> What the exercise asks: From first line to last, the records below are to be duplicated exactly.

* * * * * * * * *

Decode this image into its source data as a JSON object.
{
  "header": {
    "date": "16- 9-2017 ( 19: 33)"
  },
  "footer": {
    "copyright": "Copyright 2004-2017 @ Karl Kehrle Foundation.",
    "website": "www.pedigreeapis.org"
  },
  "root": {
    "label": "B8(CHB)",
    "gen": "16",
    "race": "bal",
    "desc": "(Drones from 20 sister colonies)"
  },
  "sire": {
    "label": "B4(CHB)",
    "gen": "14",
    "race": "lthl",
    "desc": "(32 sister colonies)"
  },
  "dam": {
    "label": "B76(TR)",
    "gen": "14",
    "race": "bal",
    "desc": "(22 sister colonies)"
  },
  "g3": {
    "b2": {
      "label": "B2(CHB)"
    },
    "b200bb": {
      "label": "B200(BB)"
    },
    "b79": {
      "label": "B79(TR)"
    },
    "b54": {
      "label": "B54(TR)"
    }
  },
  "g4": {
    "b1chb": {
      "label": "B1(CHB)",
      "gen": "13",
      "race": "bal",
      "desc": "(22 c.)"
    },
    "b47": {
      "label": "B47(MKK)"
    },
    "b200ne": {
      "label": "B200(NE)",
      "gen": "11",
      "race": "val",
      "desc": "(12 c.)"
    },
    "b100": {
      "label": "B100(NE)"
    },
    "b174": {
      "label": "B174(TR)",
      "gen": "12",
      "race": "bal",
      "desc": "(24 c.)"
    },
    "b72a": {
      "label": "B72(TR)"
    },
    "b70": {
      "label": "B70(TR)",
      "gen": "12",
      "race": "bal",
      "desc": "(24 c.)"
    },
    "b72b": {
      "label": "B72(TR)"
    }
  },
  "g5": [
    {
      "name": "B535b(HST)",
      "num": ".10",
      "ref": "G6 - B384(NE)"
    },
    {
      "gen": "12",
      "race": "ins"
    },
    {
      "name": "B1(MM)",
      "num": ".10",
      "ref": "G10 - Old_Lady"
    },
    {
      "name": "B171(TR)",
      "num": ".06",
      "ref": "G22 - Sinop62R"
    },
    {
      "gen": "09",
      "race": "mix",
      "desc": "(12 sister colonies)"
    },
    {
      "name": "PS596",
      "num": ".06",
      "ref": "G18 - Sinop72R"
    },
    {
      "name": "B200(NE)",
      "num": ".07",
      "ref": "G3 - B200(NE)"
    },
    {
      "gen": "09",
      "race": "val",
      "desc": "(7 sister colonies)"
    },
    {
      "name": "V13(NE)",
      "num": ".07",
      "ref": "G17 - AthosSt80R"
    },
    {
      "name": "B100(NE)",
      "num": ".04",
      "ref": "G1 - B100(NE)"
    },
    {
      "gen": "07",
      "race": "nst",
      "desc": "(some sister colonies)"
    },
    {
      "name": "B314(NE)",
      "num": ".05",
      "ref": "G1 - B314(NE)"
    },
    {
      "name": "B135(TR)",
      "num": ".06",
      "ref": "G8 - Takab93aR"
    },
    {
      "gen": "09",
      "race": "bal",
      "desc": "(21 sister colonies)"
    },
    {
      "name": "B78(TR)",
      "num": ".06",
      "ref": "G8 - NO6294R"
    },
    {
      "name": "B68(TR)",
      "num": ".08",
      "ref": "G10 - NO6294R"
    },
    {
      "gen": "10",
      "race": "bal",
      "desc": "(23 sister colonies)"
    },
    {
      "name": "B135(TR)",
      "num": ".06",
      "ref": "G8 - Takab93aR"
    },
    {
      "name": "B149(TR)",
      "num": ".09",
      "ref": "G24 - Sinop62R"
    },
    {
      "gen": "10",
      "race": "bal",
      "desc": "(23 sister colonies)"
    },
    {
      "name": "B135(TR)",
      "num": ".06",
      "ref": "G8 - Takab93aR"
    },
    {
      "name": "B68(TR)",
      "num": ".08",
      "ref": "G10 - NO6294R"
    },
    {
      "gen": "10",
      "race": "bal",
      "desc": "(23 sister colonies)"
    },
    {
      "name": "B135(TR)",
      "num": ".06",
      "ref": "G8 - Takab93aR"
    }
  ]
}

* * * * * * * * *

> Solution to the problem:
Decode this image into its source data as a JSON object.
{
  "header": {
    "date": "16- 9-2017 ( 19: 33)"
  },
  "footer": {
    "copyright": "Copyright 2004-2017 @ Karl Kehrle Foundation.",
    "website": "www.pedigreeapis.org"
  },
  "root": {
    "label": "B8(CHB)",
    "gen": "16",
    "race": "bal",
    "desc": "(Drones from 20 sister colonies)"
  },
  "sire": {
    "label": "B4(CHB)",
    "gen": "14",
    "race": "lthl",
    "desc": "(32 sister colonies)"
  },
  "dam": {
    "label": "B76(TR)",
    "gen": "14",
    "race": "bal",
    "desc": "(22 sister colonies)"
  },
  "g3": {
    "b2": {
      "label": "B2(CHB)"
    },
    "b200bb": {
      "label": "B200(BB)"
    },
    "b79": {
      "label": "B79(TR)"
    },
    "b54": {
      "label": "B54(TR)"
    }
  },
  "g4": {
    "b1chb": {
      "label": "B1(CHB)",
      "gen": "13",
      "race": "bal",
      "desc": "(22 c.)"
    },
    "b47": {
      "label": "B47(MKK)"
    },
    "b200ne": {
      "label": "B200(NE)",
      "gen": "11",
      "race": "val",
      "desc": "(12 c.)"
    },
    "b100": {
      "label": "B100(NE)"
    },
    "b174": {
      "label": "B174(TR)",
      "gen": "12",
      "race": "bal",
      "desc": "(24 c.)"
    },
    "b72a": {
      "label": "B72(TR)"
    },
    "b70": {
      "label": "B70(TR)",
      "gen": "12",
      "race": "bal",
      "desc": "(24 c.)"
    },
    "b72b": {
      "label": "B72(TR)"
    }
  },
  "g5": [
    {
      "name": "B535b(HST)",
      "num": ".10",
      "ref": "G6 - B384(NE)"
    },
    {
      "gen": "12",
      "race": "ins"
    },
    {
      "name": "B1(MM)",
      "num": ".10",
      "ref": "G10 - Old_Lady"
    },
    {
      "name": "B171(TR)",
      "num": ".06",
      "ref": "G22 - Sinop62R"
    },
    {
      "gen": "09",
      "race": "mix",
      "desc": "(12 sister colonies)"
    },
    {
      "name": "PS596",
      "num": ".06",
      "ref": "G18 - Sinop72R"
    },
    {
      "name": "B200(NE)",
      "num": ".07",
      "ref": "G3 - B200(NE)"
    },
    {
      "gen": "09",
      "race": "val",
      "desc": "(7 sister colonies)"
    },
    {
      "name": "V13(NE)",
      "num": ".07",
      "ref": "G17 - AthosSt80R"
    },
    {
      "name": "B100(NE)",
      "num": ".04",
      "ref": "G1 - B100(NE)"
    },
    {
      "gen": "07",
      "race": "nst",
      "desc": "(some sister colonies)"
    },
    {
      "name": "B314(NE)",
      "num": ".05",
      "ref": "G1 - B314(NE)"
    },
    {
      "name": "B135(TR)",
      "num": ".06",
      "ref": "G8 - Takab93aR"
    },
    {
      "gen": "09",
      "race": "bal",
      "desc": "(21 sister colonies)"
    },
    {
      "name": "B78(TR)",
      "num": ".06",
      "ref": "G8 - NO6294R"
    },
    {
      "name": "B68(TR)",
      "num": ".08",
      "ref": "G10 - NO6294R"
    },
    {
      "gen": "10",
      "race": "bal",
      "desc": "(23 sister colonies)"
    },
    {
      "name": "B135(TR)",
      "num": ".06",
      "ref": "G8 - Takab93aR"
    },
    {
      "name": "B149(TR)",
      "num": ".09",
      "ref": "G24 - Sinop62R"
    },
    {
      "gen": "10",
      "race": "bal",
      "desc": "(23 sister colonies)"
    },
    {
      "name": "B135(TR)",
      "num": ".06",
      "ref": "G8 - Takab93aR"
    },
    {
      "name": "B68(TR)",
      "num": ".08",
      "ref": "G10 - NO6294R"
    },
    {
      "gen": "10",
      "race": "bal",
      "desc": "(23 sister colonies)"
    },
    {
      "name": "B135(TR)",
      "num": ".06",
      "ref": "G8 - Takab93aR"
    }
  ]
}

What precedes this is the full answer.